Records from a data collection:
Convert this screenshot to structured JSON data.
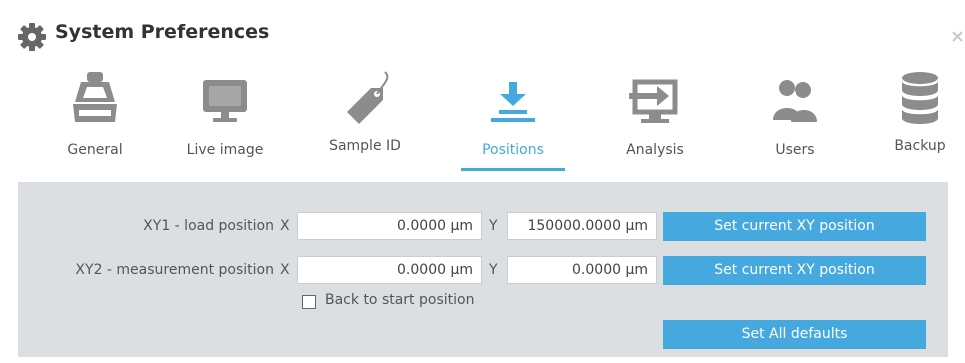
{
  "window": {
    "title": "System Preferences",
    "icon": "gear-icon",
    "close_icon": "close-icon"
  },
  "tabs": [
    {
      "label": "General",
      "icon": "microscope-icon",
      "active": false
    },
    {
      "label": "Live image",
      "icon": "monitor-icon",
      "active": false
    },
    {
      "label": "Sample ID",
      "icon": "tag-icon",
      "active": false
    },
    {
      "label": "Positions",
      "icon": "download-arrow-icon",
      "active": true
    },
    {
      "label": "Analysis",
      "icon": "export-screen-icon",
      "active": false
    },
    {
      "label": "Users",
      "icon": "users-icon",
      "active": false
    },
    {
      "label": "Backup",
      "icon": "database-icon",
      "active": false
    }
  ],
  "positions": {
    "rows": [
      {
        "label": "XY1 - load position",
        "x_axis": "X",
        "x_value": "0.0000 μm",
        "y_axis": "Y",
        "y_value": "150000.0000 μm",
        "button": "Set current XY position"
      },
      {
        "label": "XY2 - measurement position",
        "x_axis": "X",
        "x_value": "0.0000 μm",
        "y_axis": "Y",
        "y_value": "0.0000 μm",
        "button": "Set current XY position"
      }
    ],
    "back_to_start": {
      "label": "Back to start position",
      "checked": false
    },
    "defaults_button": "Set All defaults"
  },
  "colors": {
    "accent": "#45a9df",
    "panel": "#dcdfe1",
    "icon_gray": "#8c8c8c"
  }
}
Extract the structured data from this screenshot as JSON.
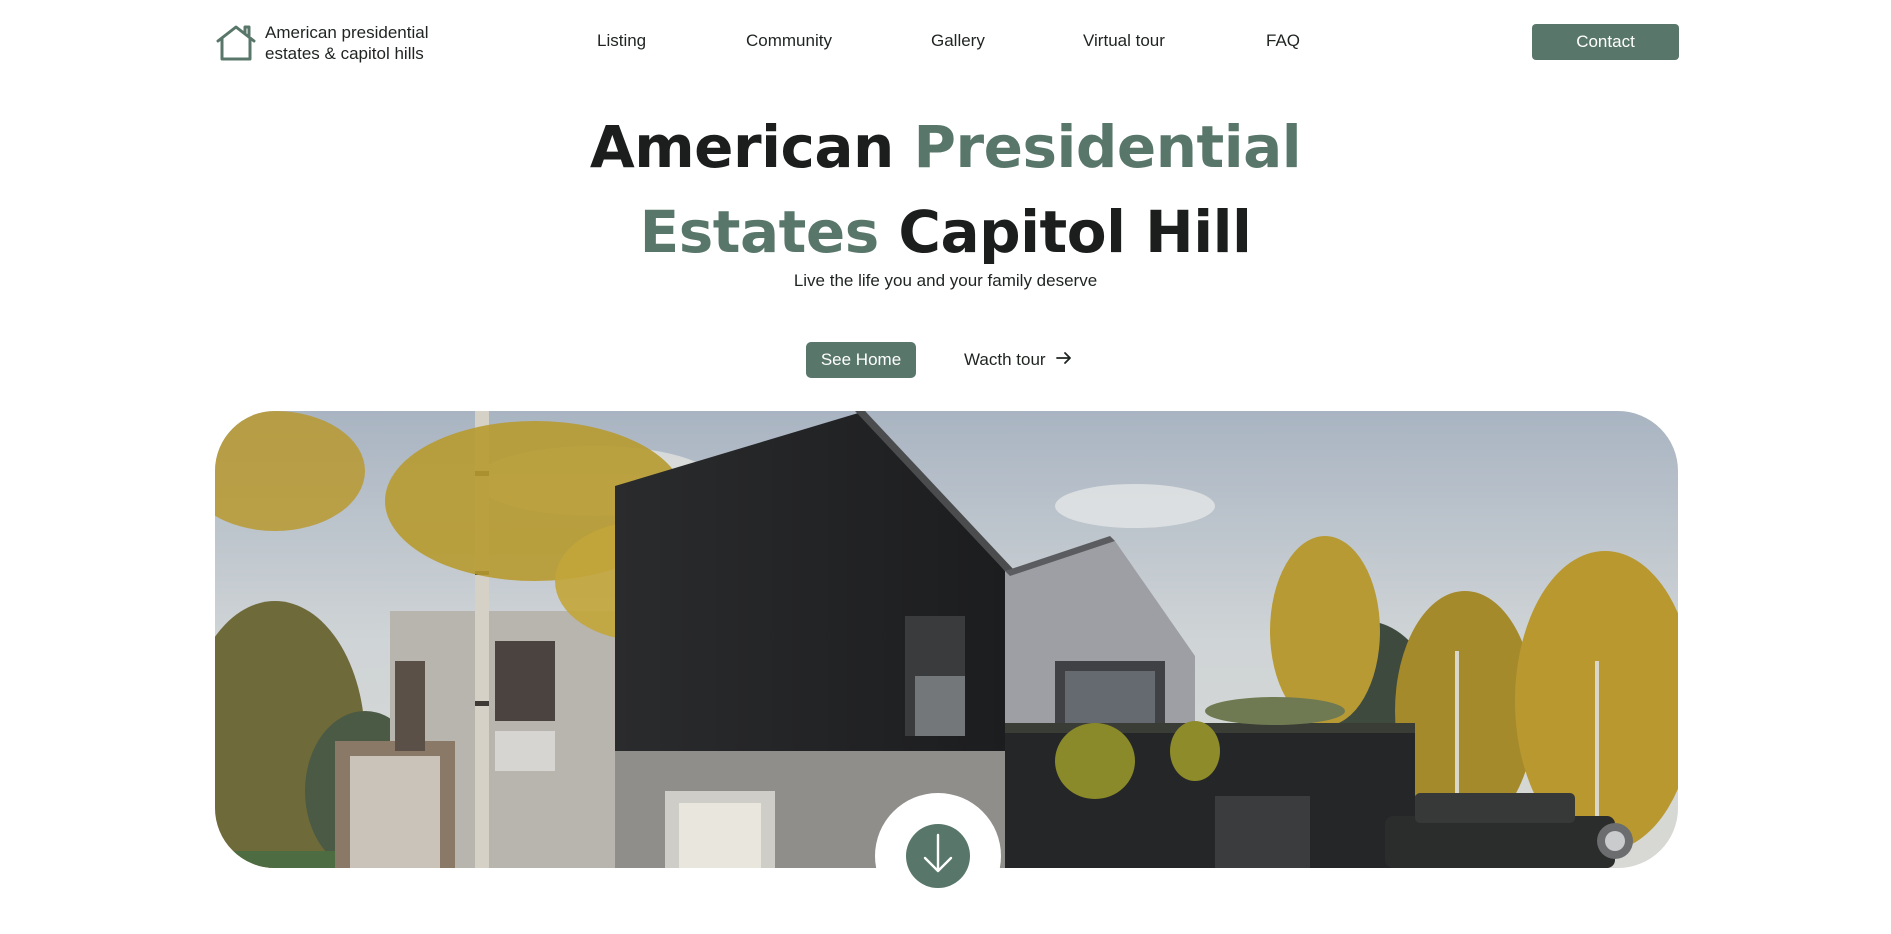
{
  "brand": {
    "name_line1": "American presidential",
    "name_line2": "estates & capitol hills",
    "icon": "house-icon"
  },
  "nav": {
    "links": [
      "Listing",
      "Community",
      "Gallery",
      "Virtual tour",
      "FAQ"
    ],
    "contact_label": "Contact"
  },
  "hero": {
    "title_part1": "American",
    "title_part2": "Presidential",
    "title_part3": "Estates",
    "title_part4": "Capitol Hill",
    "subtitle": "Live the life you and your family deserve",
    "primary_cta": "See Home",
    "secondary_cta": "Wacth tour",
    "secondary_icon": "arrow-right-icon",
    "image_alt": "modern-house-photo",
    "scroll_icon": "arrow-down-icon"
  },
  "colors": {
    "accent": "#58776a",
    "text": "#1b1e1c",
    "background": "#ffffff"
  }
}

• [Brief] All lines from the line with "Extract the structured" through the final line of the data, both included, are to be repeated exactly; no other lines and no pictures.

• [Written response]
Extract the structured data from this screenshot as JSON.
{
  "brand": {
    "name_line1": "American presidential",
    "name_line2": "estates & capitol hills",
    "icon": "house-icon"
  },
  "nav": {
    "links": [
      "Listing",
      "Community",
      "Gallery",
      "Virtual tour",
      "FAQ"
    ],
    "contact_label": "Contact"
  },
  "hero": {
    "title_part1": "American",
    "title_part2": "Presidential",
    "title_part3": "Estates",
    "title_part4": "Capitol Hill",
    "subtitle": "Live the life you and your family deserve",
    "primary_cta": "See Home",
    "secondary_cta": "Wacth tour",
    "secondary_icon": "arrow-right-icon",
    "image_alt": "modern-house-photo",
    "scroll_icon": "arrow-down-icon"
  },
  "colors": {
    "accent": "#58776a",
    "text": "#1b1e1c",
    "background": "#ffffff"
  }
}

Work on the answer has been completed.